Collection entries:
========
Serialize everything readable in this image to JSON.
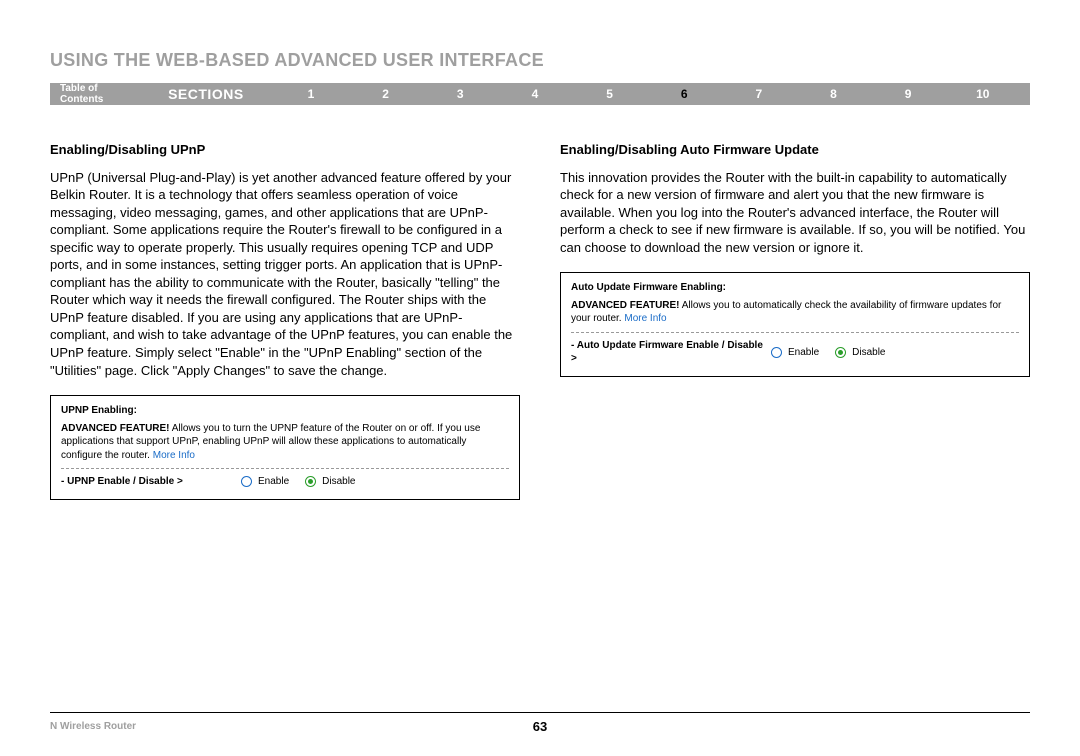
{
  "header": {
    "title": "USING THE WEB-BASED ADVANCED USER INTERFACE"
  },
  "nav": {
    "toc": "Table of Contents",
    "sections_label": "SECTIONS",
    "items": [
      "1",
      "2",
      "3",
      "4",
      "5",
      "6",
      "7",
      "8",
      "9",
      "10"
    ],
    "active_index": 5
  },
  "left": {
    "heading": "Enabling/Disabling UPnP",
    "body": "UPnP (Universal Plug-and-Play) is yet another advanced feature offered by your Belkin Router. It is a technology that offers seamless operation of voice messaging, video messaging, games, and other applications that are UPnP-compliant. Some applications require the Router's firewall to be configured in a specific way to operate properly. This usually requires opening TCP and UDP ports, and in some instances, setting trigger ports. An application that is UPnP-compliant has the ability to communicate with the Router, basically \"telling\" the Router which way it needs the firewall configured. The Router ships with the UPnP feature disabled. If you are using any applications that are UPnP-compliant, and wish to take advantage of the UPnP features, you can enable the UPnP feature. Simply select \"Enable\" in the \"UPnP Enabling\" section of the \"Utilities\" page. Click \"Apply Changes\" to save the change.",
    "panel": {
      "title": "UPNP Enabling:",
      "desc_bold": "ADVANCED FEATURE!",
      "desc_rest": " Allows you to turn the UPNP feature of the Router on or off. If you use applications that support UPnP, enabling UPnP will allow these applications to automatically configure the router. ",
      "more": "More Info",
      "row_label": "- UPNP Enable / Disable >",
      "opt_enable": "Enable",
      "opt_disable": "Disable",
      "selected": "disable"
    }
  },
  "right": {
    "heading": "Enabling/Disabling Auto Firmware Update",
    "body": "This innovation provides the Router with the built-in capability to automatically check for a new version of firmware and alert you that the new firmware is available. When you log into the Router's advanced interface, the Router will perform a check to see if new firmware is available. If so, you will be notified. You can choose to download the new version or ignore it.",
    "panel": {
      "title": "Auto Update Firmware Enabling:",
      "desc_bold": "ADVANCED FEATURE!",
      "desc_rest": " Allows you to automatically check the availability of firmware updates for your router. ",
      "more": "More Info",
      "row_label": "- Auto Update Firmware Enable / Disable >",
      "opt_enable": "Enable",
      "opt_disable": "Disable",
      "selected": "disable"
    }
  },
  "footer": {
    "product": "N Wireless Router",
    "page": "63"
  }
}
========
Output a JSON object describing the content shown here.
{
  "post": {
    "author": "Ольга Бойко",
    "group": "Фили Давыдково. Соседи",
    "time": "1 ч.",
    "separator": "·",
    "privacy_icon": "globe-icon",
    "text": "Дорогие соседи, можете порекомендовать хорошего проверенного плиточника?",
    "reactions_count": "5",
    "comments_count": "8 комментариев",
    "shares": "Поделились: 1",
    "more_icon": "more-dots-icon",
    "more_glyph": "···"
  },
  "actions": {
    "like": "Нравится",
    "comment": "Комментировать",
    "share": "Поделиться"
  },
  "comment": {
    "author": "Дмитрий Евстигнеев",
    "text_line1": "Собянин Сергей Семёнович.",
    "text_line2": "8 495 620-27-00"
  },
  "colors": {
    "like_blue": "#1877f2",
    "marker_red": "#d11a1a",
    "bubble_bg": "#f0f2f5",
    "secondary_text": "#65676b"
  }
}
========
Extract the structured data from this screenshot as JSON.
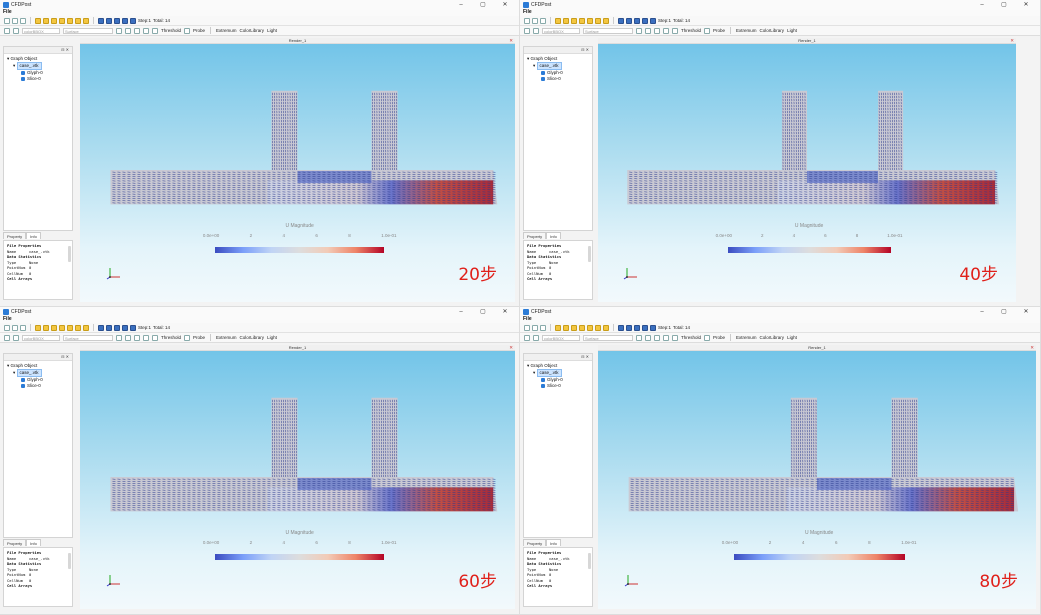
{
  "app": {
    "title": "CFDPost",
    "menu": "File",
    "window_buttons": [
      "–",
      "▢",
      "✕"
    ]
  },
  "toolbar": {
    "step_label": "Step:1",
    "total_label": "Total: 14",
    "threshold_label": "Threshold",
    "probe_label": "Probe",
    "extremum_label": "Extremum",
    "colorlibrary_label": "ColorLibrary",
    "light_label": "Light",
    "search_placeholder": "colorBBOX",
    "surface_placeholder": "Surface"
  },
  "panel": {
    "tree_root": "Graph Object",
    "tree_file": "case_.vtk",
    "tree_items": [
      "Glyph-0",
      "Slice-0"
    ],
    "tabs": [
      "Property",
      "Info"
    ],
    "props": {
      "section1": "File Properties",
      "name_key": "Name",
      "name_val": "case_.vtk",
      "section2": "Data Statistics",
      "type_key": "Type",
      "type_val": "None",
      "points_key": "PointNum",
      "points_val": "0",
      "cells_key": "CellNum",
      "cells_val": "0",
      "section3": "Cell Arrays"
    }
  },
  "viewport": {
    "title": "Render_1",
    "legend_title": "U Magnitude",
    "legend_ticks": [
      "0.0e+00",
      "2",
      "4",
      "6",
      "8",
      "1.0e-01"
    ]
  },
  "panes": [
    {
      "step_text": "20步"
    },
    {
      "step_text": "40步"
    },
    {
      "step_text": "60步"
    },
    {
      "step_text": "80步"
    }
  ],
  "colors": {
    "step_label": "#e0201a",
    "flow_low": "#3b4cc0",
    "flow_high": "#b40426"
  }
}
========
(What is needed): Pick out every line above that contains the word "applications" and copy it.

(Answer section):
    "body": "UPnP (Universal Plug-and-Play) is yet another advanced feature offered by your Belkin Router. It is a technology that offers seamless operation of voice messaging, video messaging, games, and other applications that are UPnP-compliant. Some applications require the Router's firewall to be configured in a specific way to operate properly. This usually requires opening TCP and UDP ports, and in some instances, setting trigger ports. An application that is UPnP-compliant has the ability to communicate with the Router, basically \"telling\" the Router which way it needs the firewall configured. The Router ships with the UPnP feature disabled. If you are using any applications that are UPnP-compliant, and wish to take advantage of the UPnP features, you can enable the UPnP feature. Simply select \"Enable\" in the \"UPnP Enabling\" section of the \"Utilities\" page. Click \"Apply Changes\" to save the change.",
      "desc_rest": " Allows you to turn the UPNP feature of the Router on or off. If you use applications that support UPnP, enabling UPnP will allow these applications to automatically configure the router. ",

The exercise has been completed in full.